-- SUPPLIED INFORMATION follows --
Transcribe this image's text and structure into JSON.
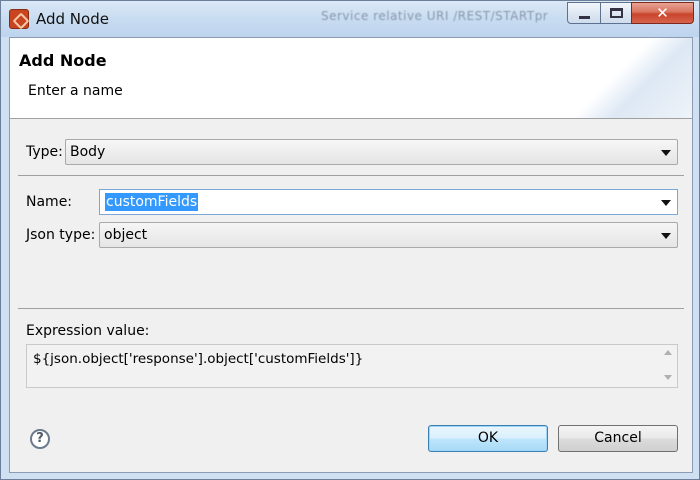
{
  "window": {
    "title": "Add Node",
    "background_window_text": "Service relative URI    /REST/STARTpr"
  },
  "header": {
    "title": "Add Node",
    "subtitle": "Enter a name"
  },
  "form": {
    "type_label": "Type:",
    "type_value": "Body",
    "name_label": "Name:",
    "name_value": "customFields",
    "json_type_label": "Json type:",
    "json_type_value": "object",
    "expression_label": "Expression value:",
    "expression_value": "${json.object['response'].object['customFields']}"
  },
  "buttons": {
    "help_glyph": "?",
    "ok_label": "OK",
    "cancel_label": "Cancel",
    "close_glyph": "✕"
  },
  "colors": {
    "selection": "#3399ff",
    "close_button": "#c9442c",
    "default_button": "#bee6fd"
  },
  "icons": [
    "app-icon",
    "minimize-icon",
    "maximize-icon",
    "close-icon",
    "dropdown-arrow-icon",
    "help-icon",
    "scroll-up-icon",
    "scroll-down-icon"
  ]
}
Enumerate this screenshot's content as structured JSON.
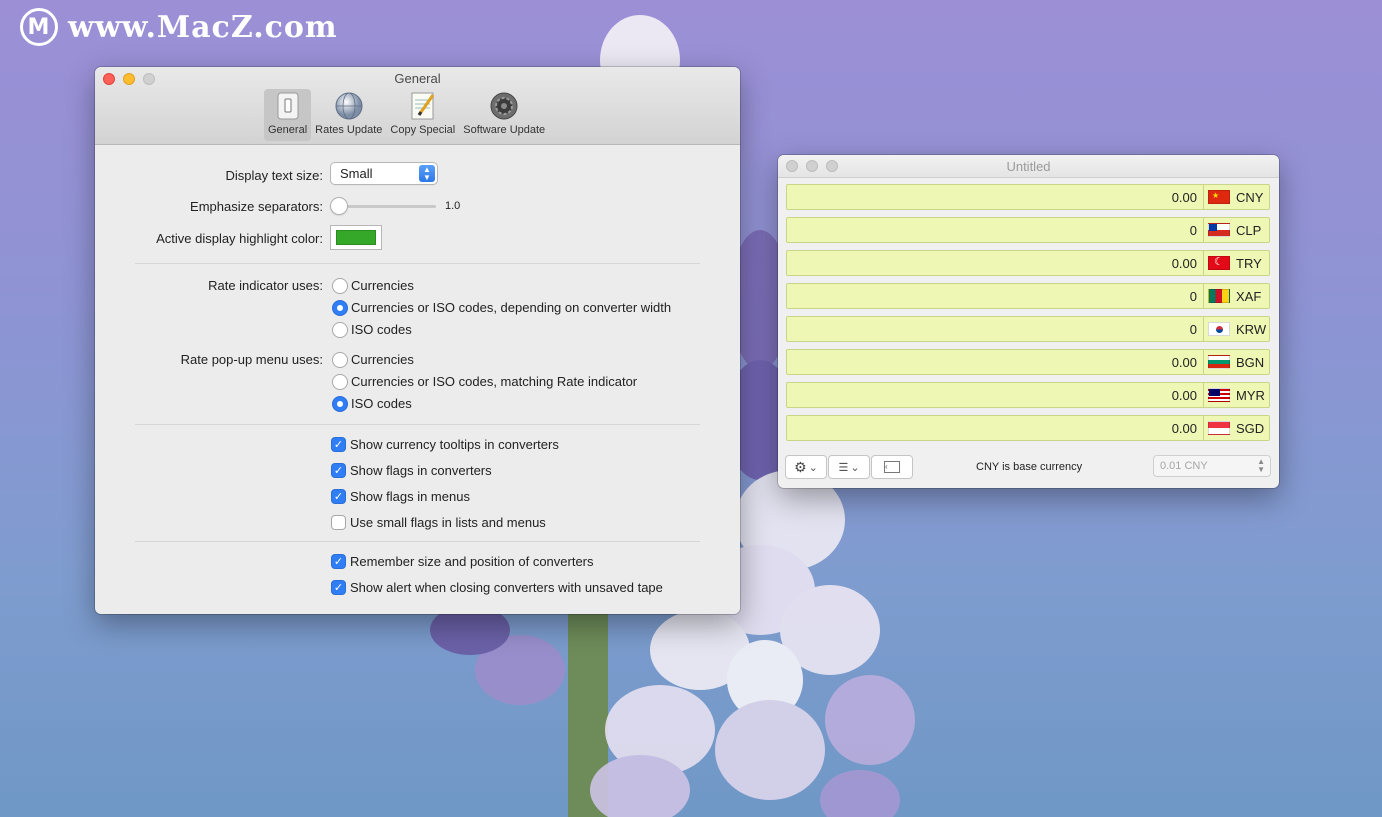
{
  "watermark": {
    "logo": "M",
    "text": "www.MacZ.com"
  },
  "general": {
    "title": "General",
    "toolbar": [
      {
        "label": "General",
        "icon": "switch-icon",
        "active": true
      },
      {
        "label": "Rates Update",
        "icon": "globe-icon"
      },
      {
        "label": "Copy Special",
        "icon": "notepad-icon"
      },
      {
        "label": "Software Update",
        "icon": "gear-icon"
      }
    ],
    "display_text_size": {
      "label": "Display text size:",
      "value": "Small"
    },
    "emphasize": {
      "label": "Emphasize separators:",
      "value": "1.0"
    },
    "highlight": {
      "label": "Active display highlight color:",
      "color": "#35a82a"
    },
    "rate_indicator": {
      "label": "Rate indicator uses:",
      "options": [
        "Currencies",
        "Currencies or ISO codes, depending on converter width",
        "ISO codes"
      ],
      "selected": 1
    },
    "rate_popup": {
      "label": "Rate pop-up menu uses:",
      "options": [
        "Currencies",
        "Currencies or ISO codes, matching Rate indicator",
        "ISO codes"
      ],
      "selected": 2
    },
    "checks_a": [
      {
        "label": "Show currency tooltips in converters",
        "checked": true
      },
      {
        "label": "Show flags in converters",
        "checked": true
      },
      {
        "label": "Show flags in menus",
        "checked": true
      },
      {
        "label": "Use small flags in lists and menus",
        "checked": false
      }
    ],
    "checks_b": [
      {
        "label": "Remember size and position of converters",
        "checked": true
      },
      {
        "label": "Show alert when closing converters with unsaved tape",
        "checked": true
      }
    ]
  },
  "converter": {
    "title": "Untitled",
    "rows": [
      {
        "value": "0.00",
        "code": "CNY"
      },
      {
        "value": "0",
        "code": "CLP"
      },
      {
        "value": "0.00",
        "code": "TRY"
      },
      {
        "value": "0",
        "code": "XAF"
      },
      {
        "value": "0",
        "code": "KRW"
      },
      {
        "value": "0.00",
        "code": "BGN"
      },
      {
        "value": "0.00",
        "code": "MYR"
      },
      {
        "value": "0.00",
        "code": "SGD"
      }
    ],
    "status": "CNY is base currency",
    "unit": "0.01 CNY",
    "field_color": "#eef8b4"
  }
}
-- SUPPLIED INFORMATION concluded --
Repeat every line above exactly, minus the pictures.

Transcribe this image's text and structure into JSON.
{
  "window": {
    "title": "Add Node",
    "background_window_text": "Service relative URI    /REST/STARTpr"
  },
  "header": {
    "title": "Add Node",
    "subtitle": "Enter a name"
  },
  "form": {
    "type_label": "Type:",
    "type_value": "Body",
    "name_label": "Name:",
    "name_value": "customFields",
    "json_type_label": "Json type:",
    "json_type_value": "object",
    "expression_label": "Expression value:",
    "expression_value": "${json.object['response'].object['customFields']}"
  },
  "buttons": {
    "help_glyph": "?",
    "ok_label": "OK",
    "cancel_label": "Cancel",
    "close_glyph": "✕"
  },
  "colors": {
    "selection": "#3399ff",
    "close_button": "#c9442c",
    "default_button": "#bee6fd"
  },
  "icons": [
    "app-icon",
    "minimize-icon",
    "maximize-icon",
    "close-icon",
    "dropdown-arrow-icon",
    "help-icon",
    "scroll-up-icon",
    "scroll-down-icon"
  ]
}
Enumerate this screenshot's content as structured JSON.
{
  "watermark": {
    "logo": "M",
    "text": "www.MacZ.com"
  },
  "general": {
    "title": "General",
    "toolbar": [
      {
        "label": "General",
        "icon": "switch-icon",
        "active": true
      },
      {
        "label": "Rates Update",
        "icon": "globe-icon"
      },
      {
        "label": "Copy Special",
        "icon": "notepad-icon"
      },
      {
        "label": "Software Update",
        "icon": "gear-icon"
      }
    ],
    "display_text_size": {
      "label": "Display text size:",
      "value": "Small"
    },
    "emphasize": {
      "label": "Emphasize separators:",
      "value": "1.0"
    },
    "highlight": {
      "label": "Active display highlight color:",
      "color": "#35a82a"
    },
    "rate_indicator": {
      "label": "Rate indicator uses:",
      "options": [
        "Currencies",
        "Currencies or ISO codes, depending on converter width",
        "ISO codes"
      ],
      "selected": 1
    },
    "rate_popup": {
      "label": "Rate pop-up menu uses:",
      "options": [
        "Currencies",
        "Currencies or ISO codes, matching Rate indicator",
        "ISO codes"
      ],
      "selected": 2
    },
    "checks_a": [
      {
        "label": "Show currency tooltips in converters",
        "checked": true
      },
      {
        "label": "Show flags in converters",
        "checked": true
      },
      {
        "label": "Show flags in menus",
        "checked": true
      },
      {
        "label": "Use small flags in lists and menus",
        "checked": false
      }
    ],
    "checks_b": [
      {
        "label": "Remember size and position of converters",
        "checked": true
      },
      {
        "label": "Show alert when closing converters with unsaved tape",
        "checked": true
      }
    ]
  },
  "converter": {
    "title": "Untitled",
    "rows": [
      {
        "value": "0.00",
        "code": "CNY"
      },
      {
        "value": "0",
        "code": "CLP"
      },
      {
        "value": "0.00",
        "code": "TRY"
      },
      {
        "value": "0",
        "code": "XAF"
      },
      {
        "value": "0",
        "code": "KRW"
      },
      {
        "value": "0.00",
        "code": "BGN"
      },
      {
        "value": "0.00",
        "code": "MYR"
      },
      {
        "value": "0.00",
        "code": "SGD"
      }
    ],
    "status": "CNY is base currency",
    "unit": "0.01 CNY",
    "field_color": "#eef8b4"
  }
}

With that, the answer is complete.